“Eighty percent of parenting is modelling. If you’ve said no screens at the table that includes your quick email to work, as whatever your child is doing is as important to them as our agenda is to us. We have to acknowledge that, and it helps children feel we understand them.”
Vecht believes in writing a screen contract in advance of the school holidays with incentives that everyone in the family has agreed to stick to. It’s enough to send your average adult phone addict into a panic.

“This half-term we are not going anywhere and lots of my kids friends are away, so I will sit down with them and explain that I understand they will want to be on their screens some of the time, but that we need to allocate times and brainstorm what else we are going to do, and come up with some ideas based on their passions. It’s about setting it up in advance, so that it’s all agreed. If you’re working during half-term then sit down with whoever is looking after your children too and make sure they understand the contract.”

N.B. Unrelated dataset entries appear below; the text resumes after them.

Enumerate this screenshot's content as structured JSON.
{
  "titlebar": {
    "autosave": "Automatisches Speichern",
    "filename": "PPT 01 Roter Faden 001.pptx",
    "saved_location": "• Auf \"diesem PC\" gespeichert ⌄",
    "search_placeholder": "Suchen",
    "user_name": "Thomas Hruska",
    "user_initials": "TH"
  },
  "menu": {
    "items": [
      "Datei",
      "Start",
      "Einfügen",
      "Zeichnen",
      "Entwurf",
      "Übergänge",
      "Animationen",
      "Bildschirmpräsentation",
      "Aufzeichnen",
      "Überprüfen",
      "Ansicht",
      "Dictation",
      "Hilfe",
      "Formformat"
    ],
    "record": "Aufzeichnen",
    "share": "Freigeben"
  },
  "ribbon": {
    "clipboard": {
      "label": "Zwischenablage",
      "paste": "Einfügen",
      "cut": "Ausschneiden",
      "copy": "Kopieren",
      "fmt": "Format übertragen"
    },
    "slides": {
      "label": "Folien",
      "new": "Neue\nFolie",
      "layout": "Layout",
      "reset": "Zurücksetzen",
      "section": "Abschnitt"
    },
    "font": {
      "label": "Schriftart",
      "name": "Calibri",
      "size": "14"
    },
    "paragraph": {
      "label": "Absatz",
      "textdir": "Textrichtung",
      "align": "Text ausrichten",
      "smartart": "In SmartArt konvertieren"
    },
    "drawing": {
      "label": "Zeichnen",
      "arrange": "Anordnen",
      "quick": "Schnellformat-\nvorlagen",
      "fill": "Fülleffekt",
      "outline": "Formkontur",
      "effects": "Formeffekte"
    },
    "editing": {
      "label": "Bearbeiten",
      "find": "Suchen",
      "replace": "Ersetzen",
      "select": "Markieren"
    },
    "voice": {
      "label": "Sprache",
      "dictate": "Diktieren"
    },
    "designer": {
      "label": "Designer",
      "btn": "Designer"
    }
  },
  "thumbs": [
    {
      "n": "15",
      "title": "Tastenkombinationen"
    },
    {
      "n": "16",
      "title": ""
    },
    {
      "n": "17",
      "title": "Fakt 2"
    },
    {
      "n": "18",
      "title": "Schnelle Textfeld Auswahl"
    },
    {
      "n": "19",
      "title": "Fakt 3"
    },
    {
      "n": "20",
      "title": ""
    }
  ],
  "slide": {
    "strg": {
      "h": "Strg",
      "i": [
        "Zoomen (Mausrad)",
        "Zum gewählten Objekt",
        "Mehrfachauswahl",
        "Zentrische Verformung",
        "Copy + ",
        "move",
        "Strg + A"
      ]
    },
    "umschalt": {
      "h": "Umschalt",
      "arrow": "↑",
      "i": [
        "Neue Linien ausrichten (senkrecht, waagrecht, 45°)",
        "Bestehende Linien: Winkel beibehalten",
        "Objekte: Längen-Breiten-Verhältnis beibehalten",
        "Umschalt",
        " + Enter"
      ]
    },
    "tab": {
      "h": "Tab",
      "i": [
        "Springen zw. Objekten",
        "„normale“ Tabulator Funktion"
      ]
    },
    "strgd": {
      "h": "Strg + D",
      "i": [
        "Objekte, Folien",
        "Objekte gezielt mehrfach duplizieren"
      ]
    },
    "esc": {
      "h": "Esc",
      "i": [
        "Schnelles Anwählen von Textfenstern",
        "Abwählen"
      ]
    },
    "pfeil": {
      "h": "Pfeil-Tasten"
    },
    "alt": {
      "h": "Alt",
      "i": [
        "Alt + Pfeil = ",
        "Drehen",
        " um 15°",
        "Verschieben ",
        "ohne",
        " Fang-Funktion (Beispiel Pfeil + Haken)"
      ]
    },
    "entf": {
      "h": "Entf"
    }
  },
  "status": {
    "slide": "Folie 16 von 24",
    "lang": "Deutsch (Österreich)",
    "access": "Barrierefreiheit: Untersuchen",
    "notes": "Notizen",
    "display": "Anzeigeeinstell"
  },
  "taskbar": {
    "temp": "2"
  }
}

Which is not to say that it is entirely the responsibility of parents to entertain their children. We seem to have created a world where children are so scheduled with extra curricular activities that they have lost the ability to potter happily about at home without the television or phone, and find amusement on their own.

One of the aims of organisation The Wild Network is to bring back this sense of free natural play and encourage children to spend more time outdoors in nature. When they surveyed parents to discover what barriers stood in the way of their children going outside, screen time was the number one issue they cited.

At a glance | Screen-time rules around the world

•UK guidelines, set out by the National Institute for Clinical Excellence (NICE), recommend no more than two hours’ leisure screen time per day for children of any age.
•In the US, it is recommended that under-twos should have no screen time at all. Thereafter, the maximum amount of leisure screen time should be two hours per day.
•In France, it is illegal to market TV shows specifically at under-threes.
•In Taiwan, parents are legally obliged to monitor children’s screen time. They are fined £1,000 if they are found to be letting an under-18 have a screen for hours at a time.

Says Mark Sears, chief wild officer: “The evidence is really strong now that time in nature and outdoors supports children’s well-being in lots of different ways, and not only because it encourages them to be active. It also gives them tools to survive in the 21st-century like resilience, being resourceful, communication skills. This is not a historic sense of how we want children to be. Those softer skills support the whole child to thrive in the modern world.”

Yet rather than try to ban the technology standing in the way, The Wild Network has used it to effect change by building an app, The Wild Explorer, with fun ideas for outdoors activities ranging from 20 minutes, to day-long expeditions, organised by age.

“We’re using our apps to give parents little hacks and ideas for outdoor time. In the February half-term it’s cold, so this is not necessarily the moment for big expeditions. Start with a short bike ride or bird spotting in your local area. Even in our cities you can find something wild.”

And wherever you are, whether it’s the mountains of a ski resort or your local park, pause and take a moment to enjoy it, before you feel the need to document it with a photo or post.

As Dr Linda Papadopoulos, a psychologist, says: “If you see a mountain climb it first, then photograph it. It’s about finding balance.” Ultimately the world of tech is in its adolescence, and in a sense we are all stumbling through its maze, trying to find a path through it.

Kamenetz likens the digital revolution to the car industry in its infancy. “When people first got cars they didn’t have speed limits, and stop signs and seat belts. Gradually people learned, but it took a decade to make cars safer and we’re at the very beginning of that transformation.”

We’re not there yet, but screens are not cigarettes; we don’t need a total ban, just to set some limits and boundaries. Still roaming, but in a smarter way.